Melissa Caddick’s $15million mansion will need to undergo minor repairs before liquidators appoint a real estate agent to handle its sale – as they look to pay back the victims of her fraud.
The conwoman’s husband, hairdresser and DJ Anthony Koletti, has been living in the home since her disappearance, was ordered by the Federal Court last week to vacate the Dover Heights home before May 18.
The Australian Investment and Securities Commission (ASIC) have seized all her assets as a means of repaying her former clients who lost millions to the fraudster, with a barrister for liquidators confirming it would take up to six weeks to sell the home.
‘We need to go into the home, make minor repairs, market, appoint an agent,’ lawyer Steven Golledge said. ‘It will be about a four to six-week program.’
Melissa Caddick’s $15million mansion will need to undergo minor repairs before liquidators appoint a real estate agent to handle its sale
Caddick mysteriously vanished the next day and wasn’t seen or heard from again until March the following year when her severed foot washed up on a South Coast beach
Ms Caddick bought the home in Sydney’s eastern suburbs for $6.2million in 2014, with its value nearly tripling in eight years.
Mr Koletti, who has been living in the lavish mansion since his wife went missing on November 12, 2020, was present in Federal Court on Monday as ASIC confirmed it was moving forward with its ‘realisation of the property’, NCA newswire reported.
‘Anthony Koletti is to be granted liberty to apply on two days’ written notice in respect of any dispute regarding the removal of personal property items from the Dover Heights property,’ Justice Brigitte Markovic said in court last week.

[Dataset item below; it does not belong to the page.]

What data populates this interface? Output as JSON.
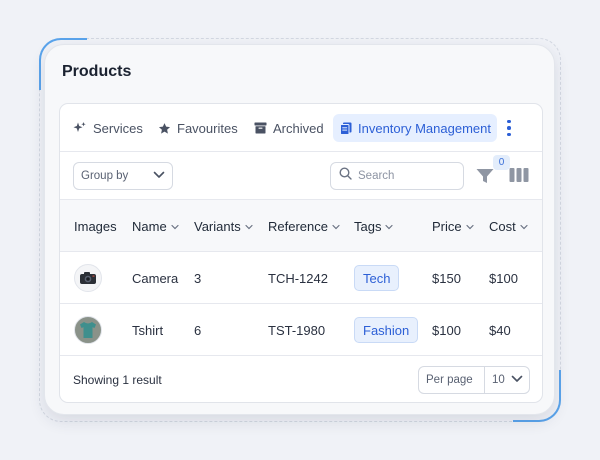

The property will be sold by liquidators in an attempt to try and repay some of the $23million Caddick stole from investors in her Ponzi scheme – which largely comprised close friends and family.
It is now being prepared for sale, with maintenance and repairs being made and the couples’ belongings being removed.
Ms Caddick bought the home in Sydney’s eastern suburbs for $6.2million in 2014, with its value nearly tripling in eight years
Justice Markovic made an order to allow the Securities Commission to take possession of the Dover Heights house, ahead of a real estate agent being appointed and valuations being conducted.
‘The receivers would be justified in… undertaking maintenance and repairs they consider appropriate to the property and arranging for the styling of the property,’ the order reads.
Caddick posed as a financial advisor and told her 74 victims that she was investing their life savings in well-performing shares – fudging CommSec statements to trick them into believing they were accumulating wealth.
Mr Koletti has been living in the lavish mansion since his wife went missing on November 12, 2020
However, Caddick didn’t invest anything on her clients’ behalf – instead, she used investor money to fund her lavish lifestyle, which included luxury holidays, designer jewellery, clothes, cars, and a fine art collection.
Her scheme fell apart when the Australian Investment and Securities Commission and the Australian Federal Police raided her home in November 2020.
She mysteriously vanished the next day and wasn’t seen or heard from again until March the following year when her severed foot washed up on a South Coast beach – 400km away from the Dover Heights mansion.
Caddick was presumed dead, but there will be a formal inquest in September.
Financial adviser Melissa Caddick is pictured with her husband Anthony Koletti in Aspen, Colorado, during a ski trip
Mr Koletti fought to keep some of the assets his wife bought with stolen funds – claiming only two weeks ago that he contributed financially to the household between 2017 and 2020.
In mid-April, the one-time DJ submitted a statement to the Federal Court claiming he was a homemaker and cared for his Caddick’s teenage son – which meant he should be given Caddick’s art collection, diamond jewellery, and her Gucci wedding dress.
He has also tried to get a cut of the sale of the $15million house, along with the $4million three-bedroom unit in Edgecliff – which Caddick bought for her elderly parents.
In February, Mr Koletti told the Federal Court that he saw ‘no purpose’ in receivers having access to the Dover Heights home.
‘I need all the money that I can get,’ he said.
Pictured: Anthony Koletti with the Audi R8 convertible sports car that Caddick bought
After claiming he was too busy to let a court-appointed insolvency group inside the property, he said he was ‘trying to support a young child.’
Caddick’s teenage son, who she had with her first husband, is understood to be living at the property with Mr Koletti.
The court previously heard that Mr Koletti had $1.95 in his bank account when Caddick vanished in November 2020 – the day after the home was raided by Australian Federal Police.
Steven Golledge, SC, who is representing Bruce Gleeson and Daniel Soire from insolvency firm Jones Partners, told the court that Mr Koletti objected to the sale of the house, but that he did not provide any evidence to support his claim.
Mr Koletti also objected to the sale of his Audi R8 convertible sports car, but again he failed to give liquidators any proof that he contributed to the $390,000 purchase in 2016.
The car sold for $295,000 in February, while Caddick’s black 2016 Mercedes-Benz CLA45 was auctioned for $66,250.